-------- EXERCISE DATA --------

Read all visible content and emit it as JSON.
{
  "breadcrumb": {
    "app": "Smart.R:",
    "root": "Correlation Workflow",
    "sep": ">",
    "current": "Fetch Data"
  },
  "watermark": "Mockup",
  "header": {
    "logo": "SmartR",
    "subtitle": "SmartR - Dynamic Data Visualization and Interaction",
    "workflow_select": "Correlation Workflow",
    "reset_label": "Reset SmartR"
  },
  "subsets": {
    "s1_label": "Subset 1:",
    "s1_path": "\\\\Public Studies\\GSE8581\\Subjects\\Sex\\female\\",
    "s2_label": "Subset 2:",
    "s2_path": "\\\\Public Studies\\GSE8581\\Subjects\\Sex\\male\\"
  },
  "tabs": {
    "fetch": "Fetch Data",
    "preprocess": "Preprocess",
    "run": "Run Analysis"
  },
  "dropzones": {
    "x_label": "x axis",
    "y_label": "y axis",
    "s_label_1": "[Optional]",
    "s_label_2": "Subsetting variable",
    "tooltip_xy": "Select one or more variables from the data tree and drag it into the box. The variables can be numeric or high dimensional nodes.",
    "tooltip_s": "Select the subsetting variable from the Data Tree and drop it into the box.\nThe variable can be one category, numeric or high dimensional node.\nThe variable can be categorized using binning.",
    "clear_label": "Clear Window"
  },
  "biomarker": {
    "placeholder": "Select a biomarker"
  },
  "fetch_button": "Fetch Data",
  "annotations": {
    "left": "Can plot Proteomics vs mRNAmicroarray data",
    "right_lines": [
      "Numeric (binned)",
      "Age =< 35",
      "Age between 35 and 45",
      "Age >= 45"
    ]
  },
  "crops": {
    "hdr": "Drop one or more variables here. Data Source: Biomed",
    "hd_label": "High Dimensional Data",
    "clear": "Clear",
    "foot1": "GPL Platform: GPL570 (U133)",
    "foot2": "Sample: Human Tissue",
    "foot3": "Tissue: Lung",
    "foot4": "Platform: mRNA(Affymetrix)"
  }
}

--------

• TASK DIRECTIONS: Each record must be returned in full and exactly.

• ANSWER SECTION:
Read all visible content and emit it as JSON.
{
  "breadcrumb": {
    "app": "Smart.R:",
    "root": "Correlation Workflow",
    "sep": ">",
    "current": "Fetch Data"
  },
  "watermark": "Mockup",
  "header": {
    "logo": "SmartR",
    "subtitle": "SmartR - Dynamic Data Visualization and Interaction",
    "workflow_select": "Correlation Workflow",
    "reset_label": "Reset SmartR"
  },
  "subsets": {
    "s1_label": "Subset 1:",
    "s1_path": "\\\\Public Studies\\GSE8581\\Subjects\\Sex\\female\\",
    "s2_label": "Subset 2:",
    "s2_path": "\\\\Public Studies\\GSE8581\\Subjects\\Sex\\male\\"
  },
  "tabs": {
    "fetch": "Fetch Data",
    "preprocess": "Preprocess",
    "run": "Run Analysis"
  },
  "dropzones": {
    "x_label": "x axis",
    "y_label": "y axis",
    "s_label_1": "[Optional]",
    "s_label_2": "Subsetting variable",
    "tooltip_xy": "Select one or more variables from the data tree and drag it into the box. The variables can be numeric or high dimensional nodes.",
    "tooltip_s": "Select the subsetting variable from the Data Tree and drop it into the box.\nThe variable can be one category, numeric or high dimensional node.\nThe variable can be categorized using binning.",
    "clear_label": "Clear Window"
  },
  "biomarker": {
    "placeholder": "Select a biomarker"
  },
  "fetch_button": "Fetch Data",
  "annotations": {
    "left": "Can plot Proteomics vs mRNAmicroarray data",
    "right_lines": [
      "Numeric (binned)",
      "Age =< 35",
      "Age between 35 and 45",
      "Age >= 45"
    ]
  },
  "crops": {
    "hdr": "Drop one or more variables here. Data Source: Biomed",
    "hd_label": "High Dimensional Data",
    "clear": "Clear",
    "foot1": "GPL Platform: GPL570 (U133)",
    "foot2": "Sample: Human Tissue",
    "foot3": "Tissue: Lung",
    "foot4": "Platform: mRNA(Affymetrix)"
  }
}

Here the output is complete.